■ Task requirements
Give back the data in full, with every line exact.

○ ○ ○ ○ ○ ○ ○

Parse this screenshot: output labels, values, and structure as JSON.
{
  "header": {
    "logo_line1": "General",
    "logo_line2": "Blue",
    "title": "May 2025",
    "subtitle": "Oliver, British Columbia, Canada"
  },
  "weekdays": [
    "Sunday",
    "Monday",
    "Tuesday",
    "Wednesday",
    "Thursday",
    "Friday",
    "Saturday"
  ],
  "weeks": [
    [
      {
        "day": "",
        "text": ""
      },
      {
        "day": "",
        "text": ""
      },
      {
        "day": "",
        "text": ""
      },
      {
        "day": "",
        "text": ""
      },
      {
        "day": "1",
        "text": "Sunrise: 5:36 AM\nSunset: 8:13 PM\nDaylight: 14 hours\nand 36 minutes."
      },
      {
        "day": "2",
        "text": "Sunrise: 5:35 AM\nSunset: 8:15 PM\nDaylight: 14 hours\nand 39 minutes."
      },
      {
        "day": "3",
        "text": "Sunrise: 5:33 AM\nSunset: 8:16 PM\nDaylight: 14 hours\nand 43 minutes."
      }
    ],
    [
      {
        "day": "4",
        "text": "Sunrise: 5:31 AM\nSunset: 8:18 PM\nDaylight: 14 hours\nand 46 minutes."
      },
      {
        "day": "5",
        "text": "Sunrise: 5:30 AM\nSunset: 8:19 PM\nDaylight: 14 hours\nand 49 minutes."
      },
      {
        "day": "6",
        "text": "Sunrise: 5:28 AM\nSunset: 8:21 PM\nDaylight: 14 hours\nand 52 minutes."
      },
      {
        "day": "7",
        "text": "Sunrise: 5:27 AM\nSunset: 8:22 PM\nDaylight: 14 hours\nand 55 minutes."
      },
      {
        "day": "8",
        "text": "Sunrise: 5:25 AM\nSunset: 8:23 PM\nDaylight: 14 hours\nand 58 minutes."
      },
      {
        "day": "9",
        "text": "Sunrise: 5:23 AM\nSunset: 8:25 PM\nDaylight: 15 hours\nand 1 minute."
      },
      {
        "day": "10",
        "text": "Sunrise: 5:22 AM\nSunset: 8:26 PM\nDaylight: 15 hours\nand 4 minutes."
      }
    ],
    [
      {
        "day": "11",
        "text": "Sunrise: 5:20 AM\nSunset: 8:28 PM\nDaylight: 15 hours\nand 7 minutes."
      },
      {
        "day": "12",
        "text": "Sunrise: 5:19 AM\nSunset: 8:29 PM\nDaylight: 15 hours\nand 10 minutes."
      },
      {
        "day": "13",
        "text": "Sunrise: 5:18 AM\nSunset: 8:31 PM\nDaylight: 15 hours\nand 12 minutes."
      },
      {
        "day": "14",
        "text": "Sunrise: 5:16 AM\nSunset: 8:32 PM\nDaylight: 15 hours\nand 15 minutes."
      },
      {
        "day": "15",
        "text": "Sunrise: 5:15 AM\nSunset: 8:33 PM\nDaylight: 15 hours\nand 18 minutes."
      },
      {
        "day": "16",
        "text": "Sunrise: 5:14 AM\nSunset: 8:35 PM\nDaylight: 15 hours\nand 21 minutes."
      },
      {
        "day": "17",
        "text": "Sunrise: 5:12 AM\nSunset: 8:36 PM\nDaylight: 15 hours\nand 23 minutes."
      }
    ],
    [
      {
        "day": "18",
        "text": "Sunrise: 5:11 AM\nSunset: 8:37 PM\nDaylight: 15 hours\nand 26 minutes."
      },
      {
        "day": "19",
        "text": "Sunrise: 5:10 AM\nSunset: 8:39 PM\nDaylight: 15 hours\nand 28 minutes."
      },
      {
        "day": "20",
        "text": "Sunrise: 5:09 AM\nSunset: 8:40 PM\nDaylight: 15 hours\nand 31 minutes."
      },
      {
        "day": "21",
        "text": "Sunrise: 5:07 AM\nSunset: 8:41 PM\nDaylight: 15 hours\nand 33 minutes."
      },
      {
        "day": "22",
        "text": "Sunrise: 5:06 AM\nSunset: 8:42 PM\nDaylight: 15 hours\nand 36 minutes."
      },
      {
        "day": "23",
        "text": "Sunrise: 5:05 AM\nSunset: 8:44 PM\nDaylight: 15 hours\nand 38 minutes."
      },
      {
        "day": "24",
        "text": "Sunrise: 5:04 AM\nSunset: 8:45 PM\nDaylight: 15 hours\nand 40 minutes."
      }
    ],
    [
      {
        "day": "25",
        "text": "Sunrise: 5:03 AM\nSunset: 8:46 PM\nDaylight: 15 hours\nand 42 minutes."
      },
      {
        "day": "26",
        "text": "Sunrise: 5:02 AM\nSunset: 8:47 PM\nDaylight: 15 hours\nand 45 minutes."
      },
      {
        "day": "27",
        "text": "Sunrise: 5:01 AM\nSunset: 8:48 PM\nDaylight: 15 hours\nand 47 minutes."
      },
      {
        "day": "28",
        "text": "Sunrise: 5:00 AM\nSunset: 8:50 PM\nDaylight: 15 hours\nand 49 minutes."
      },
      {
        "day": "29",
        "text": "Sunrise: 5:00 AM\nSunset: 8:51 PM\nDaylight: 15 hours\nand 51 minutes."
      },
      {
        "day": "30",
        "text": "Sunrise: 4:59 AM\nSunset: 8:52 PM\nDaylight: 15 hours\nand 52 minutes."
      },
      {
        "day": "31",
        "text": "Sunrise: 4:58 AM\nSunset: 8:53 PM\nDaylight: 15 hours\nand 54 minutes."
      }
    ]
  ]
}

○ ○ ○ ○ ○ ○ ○

■ Response area
Parse this screenshot: output labels, values, and structure as JSON.
{
  "header": {
    "logo_line1": "General",
    "logo_line2": "Blue",
    "title": "May 2025",
    "subtitle": "Oliver, British Columbia, Canada"
  },
  "weekdays": [
    "Sunday",
    "Monday",
    "Tuesday",
    "Wednesday",
    "Thursday",
    "Friday",
    "Saturday"
  ],
  "weeks": [
    [
      {
        "day": "",
        "text": ""
      },
      {
        "day": "",
        "text": ""
      },
      {
        "day": "",
        "text": ""
      },
      {
        "day": "",
        "text": ""
      },
      {
        "day": "1",
        "text": "Sunrise: 5:36 AM\nSunset: 8:13 PM\nDaylight: 14 hours\nand 36 minutes."
      },
      {
        "day": "2",
        "text": "Sunrise: 5:35 AM\nSunset: 8:15 PM\nDaylight: 14 hours\nand 39 minutes."
      },
      {
        "day": "3",
        "text": "Sunrise: 5:33 AM\nSunset: 8:16 PM\nDaylight: 14 hours\nand 43 minutes."
      }
    ],
    [
      {
        "day": "4",
        "text": "Sunrise: 5:31 AM\nSunset: 8:18 PM\nDaylight: 14 hours\nand 46 minutes."
      },
      {
        "day": "5",
        "text": "Sunrise: 5:30 AM\nSunset: 8:19 PM\nDaylight: 14 hours\nand 49 minutes."
      },
      {
        "day": "6",
        "text": "Sunrise: 5:28 AM\nSunset: 8:21 PM\nDaylight: 14 hours\nand 52 minutes."
      },
      {
        "day": "7",
        "text": "Sunrise: 5:27 AM\nSunset: 8:22 PM\nDaylight: 14 hours\nand 55 minutes."
      },
      {
        "day": "8",
        "text": "Sunrise: 5:25 AM\nSunset: 8:23 PM\nDaylight: 14 hours\nand 58 minutes."
      },
      {
        "day": "9",
        "text": "Sunrise: 5:23 AM\nSunset: 8:25 PM\nDaylight: 15 hours\nand 1 minute."
      },
      {
        "day": "10",
        "text": "Sunrise: 5:22 AM\nSunset: 8:26 PM\nDaylight: 15 hours\nand 4 minutes."
      }
    ],
    [
      {
        "day": "11",
        "text": "Sunrise: 5:20 AM\nSunset: 8:28 PM\nDaylight: 15 hours\nand 7 minutes."
      },
      {
        "day": "12",
        "text": "Sunrise: 5:19 AM\nSunset: 8:29 PM\nDaylight: 15 hours\nand 10 minutes."
      },
      {
        "day": "13",
        "text": "Sunrise: 5:18 AM\nSunset: 8:31 PM\nDaylight: 15 hours\nand 12 minutes."
      },
      {
        "day": "14",
        "text": "Sunrise: 5:16 AM\nSunset: 8:32 PM\nDaylight: 15 hours\nand 15 minutes."
      },
      {
        "day": "15",
        "text": "Sunrise: 5:15 AM\nSunset: 8:33 PM\nDaylight: 15 hours\nand 18 minutes."
      },
      {
        "day": "16",
        "text": "Sunrise: 5:14 AM\nSunset: 8:35 PM\nDaylight: 15 hours\nand 21 minutes."
      },
      {
        "day": "17",
        "text": "Sunrise: 5:12 AM\nSunset: 8:36 PM\nDaylight: 15 hours\nand 23 minutes."
      }
    ],
    [
      {
        "day": "18",
        "text": "Sunrise: 5:11 AM\nSunset: 8:37 PM\nDaylight: 15 hours\nand 26 minutes."
      },
      {
        "day": "19",
        "text": "Sunrise: 5:10 AM\nSunset: 8:39 PM\nDaylight: 15 hours\nand 28 minutes."
      },
      {
        "day": "20",
        "text": "Sunrise: 5:09 AM\nSunset: 8:40 PM\nDaylight: 15 hours\nand 31 minutes."
      },
      {
        "day": "21",
        "text": "Sunrise: 5:07 AM\nSunset: 8:41 PM\nDaylight: 15 hours\nand 33 minutes."
      },
      {
        "day": "22",
        "text": "Sunrise: 5:06 AM\nSunset: 8:42 PM\nDaylight: 15 hours\nand 36 minutes."
      },
      {
        "day": "23",
        "text": "Sunrise: 5:05 AM\nSunset: 8:44 PM\nDaylight: 15 hours\nand 38 minutes."
      },
      {
        "day": "24",
        "text": "Sunrise: 5:04 AM\nSunset: 8:45 PM\nDaylight: 15 hours\nand 40 minutes."
      }
    ],
    [
      {
        "day": "25",
        "text": "Sunrise: 5:03 AM\nSunset: 8:46 PM\nDaylight: 15 hours\nand 42 minutes."
      },
      {
        "day": "26",
        "text": "Sunrise: 5:02 AM\nSunset: 8:47 PM\nDaylight: 15 hours\nand 45 minutes."
      },
      {
        "day": "27",
        "text": "Sunrise: 5:01 AM\nSunset: 8:48 PM\nDaylight: 15 hours\nand 47 minutes."
      },
      {
        "day": "28",
        "text": "Sunrise: 5:00 AM\nSunset: 8:50 PM\nDaylight: 15 hours\nand 49 minutes."
      },
      {
        "day": "29",
        "text": "Sunrise: 5:00 AM\nSunset: 8:51 PM\nDaylight: 15 hours\nand 51 minutes."
      },
      {
        "day": "30",
        "text": "Sunrise: 4:59 AM\nSunset: 8:52 PM\nDaylight: 15 hours\nand 52 minutes."
      },
      {
        "day": "31",
        "text": "Sunrise: 4:58 AM\nSunset: 8:53 PM\nDaylight: 15 hours\nand 54 minutes."
      }
    ]
  ]
}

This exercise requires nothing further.